DETROIT — Having named General Motors the “strike target” in their negotiations with Detroit’s Big Three auto companies on Sept. 13, the United Auto Workers union had still not reached an agreement with GM as the People’s Weekly World went to press. The contract was scheduled to expire Sept. 14, but was being extended on a day-to-day basis as talks continued.

But union patience with the giant automaker was apparently beginning to run out. UAW President Ron Gettelfinger warned the union would be setting a strike deadline if negotiations with GM did not progress faster. In a message obtained by the Detroit Free Press, Gettelfinger said the talks must accelerate or the union would be forced to establish a firm deadline for strike action.

While no official word from the union had been released, it was widely assumed that health care and job security are the two main issues the union is fighting for.

On health care, GM has been seeking a Voluntary Employee Benefit Association (VEBA) that would offload the company’s retiree health obligations onto a UAW-administered trust, thereby removing a huge liability from GM’s financial books. Sure to be contested was the extent to which GM funds the trust, since health care costs continue to go up and could easily rise faster than the fund grows.

On Sept. 16, three former UAW regional directors — Jerry Tucker, Paul Schrade and Warren Davis — released a letter critical of a VEBA-type agreement, saying there should be a union-wide discussion before one is agreed to. The letter said such an agreement would “undo decades of hard-won health care benefit protections, paid for in large part by wage diversions, past concessions and increased worker productivity. The potential consequences of adopting such a plan will be economically painful, if not disastrous, to those covered by it.”

Observers note that several existing VEBA-type plans, such as the one at Caterpillar, are already bankrupt.

Another major concern for the union has been getting a commitment from GM for workers’ job security and company investments in U.S. auto plants. The auto companies want the “flexibility” to close plants and take more UAW workers off their payroll by outsourcing to suppliers more non-production jobs and power train work.

Still another concern for workers is the push by GM, in a variety of ways, for wage concessions.

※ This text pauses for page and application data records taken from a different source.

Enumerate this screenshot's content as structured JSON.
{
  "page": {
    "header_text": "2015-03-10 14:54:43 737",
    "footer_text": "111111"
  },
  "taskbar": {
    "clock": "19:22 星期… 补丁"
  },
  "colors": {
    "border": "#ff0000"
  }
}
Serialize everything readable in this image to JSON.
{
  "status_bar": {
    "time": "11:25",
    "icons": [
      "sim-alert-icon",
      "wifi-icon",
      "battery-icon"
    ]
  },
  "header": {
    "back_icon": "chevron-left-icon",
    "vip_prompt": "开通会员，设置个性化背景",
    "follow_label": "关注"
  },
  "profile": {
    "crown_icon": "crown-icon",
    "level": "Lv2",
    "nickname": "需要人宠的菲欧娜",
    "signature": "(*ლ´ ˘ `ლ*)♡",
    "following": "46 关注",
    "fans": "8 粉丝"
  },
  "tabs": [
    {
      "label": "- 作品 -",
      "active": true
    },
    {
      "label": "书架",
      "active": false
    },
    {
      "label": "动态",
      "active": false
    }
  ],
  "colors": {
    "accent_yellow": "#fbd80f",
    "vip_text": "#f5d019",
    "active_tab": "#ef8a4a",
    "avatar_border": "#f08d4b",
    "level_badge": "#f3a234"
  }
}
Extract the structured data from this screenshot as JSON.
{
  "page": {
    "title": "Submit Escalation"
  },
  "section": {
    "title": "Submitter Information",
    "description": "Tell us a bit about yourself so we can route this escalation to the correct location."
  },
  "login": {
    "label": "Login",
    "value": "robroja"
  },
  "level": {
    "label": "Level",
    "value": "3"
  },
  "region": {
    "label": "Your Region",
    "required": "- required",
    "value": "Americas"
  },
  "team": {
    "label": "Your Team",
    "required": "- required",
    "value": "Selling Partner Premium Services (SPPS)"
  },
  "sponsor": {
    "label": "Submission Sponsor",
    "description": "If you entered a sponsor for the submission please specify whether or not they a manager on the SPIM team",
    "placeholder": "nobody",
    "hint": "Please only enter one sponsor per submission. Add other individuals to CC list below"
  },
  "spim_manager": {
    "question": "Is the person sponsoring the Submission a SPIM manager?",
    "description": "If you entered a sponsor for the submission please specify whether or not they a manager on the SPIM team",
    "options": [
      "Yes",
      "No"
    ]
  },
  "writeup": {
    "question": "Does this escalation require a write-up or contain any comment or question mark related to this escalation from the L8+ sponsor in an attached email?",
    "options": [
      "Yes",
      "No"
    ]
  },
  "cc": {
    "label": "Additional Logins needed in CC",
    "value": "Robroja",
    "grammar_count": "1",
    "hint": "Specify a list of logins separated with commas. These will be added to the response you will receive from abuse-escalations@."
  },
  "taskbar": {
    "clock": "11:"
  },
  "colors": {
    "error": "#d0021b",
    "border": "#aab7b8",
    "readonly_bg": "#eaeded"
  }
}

If GM cannot outsource all the work it wants to, it would like to pay lower wages to those who remain on its payroll, especially its new hires. A two-tier wage system for these workers and, for that matter, the entire workforce is an idea that GM has floated for some time now. The union has long resisted the introduction of two-tier schemes or the expansion of those that already exist.

A new contract with GM would affect about 412,000 active members, retired members, surviving spouses and other dependents.

Awaiting the results of its negotiations with GM, the UAW indefinitely extended the contracts it has with Ford and Chrysler. Past practice suggests that agreements with Ford and Chrysler may be patterned after the one with GM.